Home Internet of Things Aerospace Apparel Energy Defense Health Care Logistics Manufacturing Retail

DHL to Test Tags on Returns

The trial is part of a larger initiative to test RFID systems with the help of partners Philips, IBM, SAP and Intel.
By Mary Catherine O'Connor
Mar 16, 2006Next month, courier service DHL will begin a proof-of-concept RFID technology trial in the United States, involving an undisclosed DHL customer that manufactures consumer electronics. This represents one of the first RFID technology trials the company is rolling out in connection with its "DHL Innovation Initiative," a global partnership project in which DHL is working with Philips Semiconductors, IBM, SAP and Intel to develop and introduce new technologies for the logistics industry. DHL's parent company, Deutsche Post World Net, announced the initiative in February.

IBM is the main technology partner working with DHL on this initial U.S. RFID pilot, which will track parcels being sent to and from the electronics firm's repair facility. IBM's RFID middleware, part of its WebSphere platform, will be used to manage RFID hardware provided by Intermec. This hardware is being deployed for the trial, and to process the RFID tag data in accordance to the project goals. The smart labels to be used are made with Philips' Gen 2 chips.

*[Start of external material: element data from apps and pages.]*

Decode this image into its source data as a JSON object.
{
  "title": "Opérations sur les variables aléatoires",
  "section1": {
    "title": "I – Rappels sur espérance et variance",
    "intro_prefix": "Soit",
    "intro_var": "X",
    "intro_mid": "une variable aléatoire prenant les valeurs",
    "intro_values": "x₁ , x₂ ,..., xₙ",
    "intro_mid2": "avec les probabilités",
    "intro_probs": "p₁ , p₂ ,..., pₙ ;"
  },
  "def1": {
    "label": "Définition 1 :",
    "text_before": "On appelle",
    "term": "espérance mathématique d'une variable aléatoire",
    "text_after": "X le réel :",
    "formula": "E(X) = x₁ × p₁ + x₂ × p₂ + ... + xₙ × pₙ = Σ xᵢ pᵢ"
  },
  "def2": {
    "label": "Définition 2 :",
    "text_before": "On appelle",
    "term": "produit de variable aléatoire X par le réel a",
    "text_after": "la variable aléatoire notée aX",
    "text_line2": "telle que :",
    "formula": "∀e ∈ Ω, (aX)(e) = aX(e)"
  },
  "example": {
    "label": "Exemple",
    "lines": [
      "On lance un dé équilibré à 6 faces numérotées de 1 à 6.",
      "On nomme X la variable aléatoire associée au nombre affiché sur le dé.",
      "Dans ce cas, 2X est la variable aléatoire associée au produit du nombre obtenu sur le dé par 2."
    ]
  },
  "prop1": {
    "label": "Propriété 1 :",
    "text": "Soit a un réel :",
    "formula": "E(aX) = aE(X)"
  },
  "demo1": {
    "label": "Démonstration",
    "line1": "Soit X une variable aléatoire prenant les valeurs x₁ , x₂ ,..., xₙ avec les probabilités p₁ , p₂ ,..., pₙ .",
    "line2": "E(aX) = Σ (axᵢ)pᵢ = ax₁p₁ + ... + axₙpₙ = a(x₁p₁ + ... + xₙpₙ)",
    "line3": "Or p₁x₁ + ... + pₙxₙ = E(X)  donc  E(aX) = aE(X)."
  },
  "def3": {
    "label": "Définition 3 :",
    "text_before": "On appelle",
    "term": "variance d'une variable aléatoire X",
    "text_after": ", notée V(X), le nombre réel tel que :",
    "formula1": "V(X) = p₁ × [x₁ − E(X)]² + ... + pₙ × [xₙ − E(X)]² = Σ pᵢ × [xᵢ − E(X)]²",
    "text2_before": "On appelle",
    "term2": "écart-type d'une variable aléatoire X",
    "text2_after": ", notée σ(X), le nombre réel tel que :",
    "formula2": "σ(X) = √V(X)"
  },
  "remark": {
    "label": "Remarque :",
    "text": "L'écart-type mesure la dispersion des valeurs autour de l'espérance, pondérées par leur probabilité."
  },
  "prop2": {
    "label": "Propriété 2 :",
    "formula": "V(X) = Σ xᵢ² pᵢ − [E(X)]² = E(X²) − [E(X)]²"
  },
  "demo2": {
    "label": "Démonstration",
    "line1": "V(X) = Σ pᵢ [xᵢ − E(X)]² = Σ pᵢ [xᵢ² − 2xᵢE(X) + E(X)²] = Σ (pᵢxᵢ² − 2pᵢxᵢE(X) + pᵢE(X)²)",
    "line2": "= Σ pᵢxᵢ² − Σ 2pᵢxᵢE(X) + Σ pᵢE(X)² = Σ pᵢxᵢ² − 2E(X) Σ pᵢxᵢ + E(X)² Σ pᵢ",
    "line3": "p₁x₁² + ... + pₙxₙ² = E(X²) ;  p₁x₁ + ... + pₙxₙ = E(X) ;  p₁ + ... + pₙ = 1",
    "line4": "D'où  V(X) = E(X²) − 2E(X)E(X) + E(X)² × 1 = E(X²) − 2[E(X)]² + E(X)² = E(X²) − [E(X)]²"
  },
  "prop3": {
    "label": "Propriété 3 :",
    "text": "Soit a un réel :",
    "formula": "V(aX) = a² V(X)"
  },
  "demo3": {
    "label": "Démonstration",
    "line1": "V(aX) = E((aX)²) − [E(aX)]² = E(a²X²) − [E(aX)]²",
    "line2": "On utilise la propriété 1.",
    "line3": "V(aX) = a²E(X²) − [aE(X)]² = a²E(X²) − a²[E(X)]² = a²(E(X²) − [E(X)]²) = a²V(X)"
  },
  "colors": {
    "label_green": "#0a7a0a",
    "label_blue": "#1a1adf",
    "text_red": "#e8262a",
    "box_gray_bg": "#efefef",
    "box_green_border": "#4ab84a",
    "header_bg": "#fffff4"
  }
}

Bob Berg
"IBM has existing relationships with the other technology partners [Philips, SAP and Intel] in this initiative," says Scott Burroughs, IBM's solutions executive for sensor and actuator solutions. "We work together frequently on many end users' RFID projects."

In the past, when purchasers of the electronics firm's products needed to have items repaired, DHL sent those customers specialized padded shipping boxes. The customers placed the devices into the boxes and returned them to DHL, which delivered them to the firm's repair facility. For the field trial, DHL will add RFID tags to the shipping boxes, encode a tracking number onto each tag and associate the tracking number with the return authorization number IBM issues for products in need of repair. The goal is to automate the shipping and receiving process.

"The repair facility has a one-day turn-around policy on the repairs," says Bob Berg, DHL Express RFID program manager. "So the faster it can receive the devices into [its] facility, the faster its technicians can begin their repair work."

For the trial, RFID printer-encoders at DHL's Wilmington, Ohio, hub will generate smart labels with the shipping information and DHL's tracking number encoded to each smart label's tag. These labels will then be placed on the empty boxes before delivery to consumers.


TIMOTHY OBRIEN 2006-03-16 01:24:56 PM
DHL to Test Tags on Returns DHL is really taking an impressive lead to identify RFID applications that automate the courier shipping process. Intellareturn Corp. (www.intellareturn.com) already has similar proven systems delivered on a hosted basis to help register, authenticate and return items with such couriers as FedEx, DHL and UPS using RFID and product registration/warranty/returns rules maintaned on the Intellareturn Smart Return Server. It's great to see that DHL gets it. I know FedEx and UPS are staying on the sidelines due to low IT budgets so DHL is seizing this gap and opportunity to develop a leadership position in RFID that may be difficult for FedEx or UPS to ever catch up to. Elliot

Login and post your comment!

Not a member?

Signup for an account now to access all of the features of RFIDJournal.com!

Case Studies Features Best Practices How-Tos
Live Events Virtual Events Webinars
Simply enter a question for our experts.
RFID Journal LIVE! RFID in Health Care LIVE! LatAm LIVE! Brasil LIVE! Europe RFID Connect Virtual Events RFID Journal Awards Webinars Presentations